How many lines in the records below contain "value"? Reply with the number alone.
----------------
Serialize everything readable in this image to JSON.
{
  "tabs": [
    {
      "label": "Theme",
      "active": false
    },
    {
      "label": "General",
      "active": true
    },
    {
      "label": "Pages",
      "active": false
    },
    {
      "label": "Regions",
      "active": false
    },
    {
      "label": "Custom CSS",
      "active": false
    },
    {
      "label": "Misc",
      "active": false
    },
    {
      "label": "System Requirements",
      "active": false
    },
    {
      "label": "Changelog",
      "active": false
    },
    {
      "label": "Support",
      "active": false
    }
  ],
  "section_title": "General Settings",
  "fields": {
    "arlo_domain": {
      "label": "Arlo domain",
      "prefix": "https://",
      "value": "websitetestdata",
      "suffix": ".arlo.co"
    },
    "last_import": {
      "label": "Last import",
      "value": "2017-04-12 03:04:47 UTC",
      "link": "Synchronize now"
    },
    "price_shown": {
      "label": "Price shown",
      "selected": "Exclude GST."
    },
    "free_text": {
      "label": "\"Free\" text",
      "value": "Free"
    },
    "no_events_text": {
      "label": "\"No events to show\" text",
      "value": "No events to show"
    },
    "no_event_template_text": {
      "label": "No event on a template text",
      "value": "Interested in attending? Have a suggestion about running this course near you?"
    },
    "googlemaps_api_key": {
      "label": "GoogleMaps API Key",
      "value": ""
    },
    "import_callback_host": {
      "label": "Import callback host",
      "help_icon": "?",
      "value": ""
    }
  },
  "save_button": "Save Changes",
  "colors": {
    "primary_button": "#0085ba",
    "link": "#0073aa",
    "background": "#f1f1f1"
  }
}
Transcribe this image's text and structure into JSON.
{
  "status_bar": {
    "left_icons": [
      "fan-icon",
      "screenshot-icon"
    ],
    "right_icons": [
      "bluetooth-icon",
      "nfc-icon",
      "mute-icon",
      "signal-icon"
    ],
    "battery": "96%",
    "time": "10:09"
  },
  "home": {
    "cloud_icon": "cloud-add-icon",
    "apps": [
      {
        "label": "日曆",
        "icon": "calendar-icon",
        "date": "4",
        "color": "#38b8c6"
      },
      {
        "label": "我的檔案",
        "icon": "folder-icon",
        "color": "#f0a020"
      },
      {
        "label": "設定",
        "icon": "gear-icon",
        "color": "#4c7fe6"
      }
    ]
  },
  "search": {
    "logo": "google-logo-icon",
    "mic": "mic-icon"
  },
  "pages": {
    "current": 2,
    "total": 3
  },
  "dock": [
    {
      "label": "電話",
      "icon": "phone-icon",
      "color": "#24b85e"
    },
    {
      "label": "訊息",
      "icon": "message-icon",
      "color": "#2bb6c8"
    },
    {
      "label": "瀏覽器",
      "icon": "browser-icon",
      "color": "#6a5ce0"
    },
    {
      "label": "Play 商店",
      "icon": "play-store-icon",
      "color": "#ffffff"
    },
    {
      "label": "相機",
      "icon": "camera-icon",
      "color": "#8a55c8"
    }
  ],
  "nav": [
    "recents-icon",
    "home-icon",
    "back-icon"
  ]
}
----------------
WRITTEN ANSWER: 7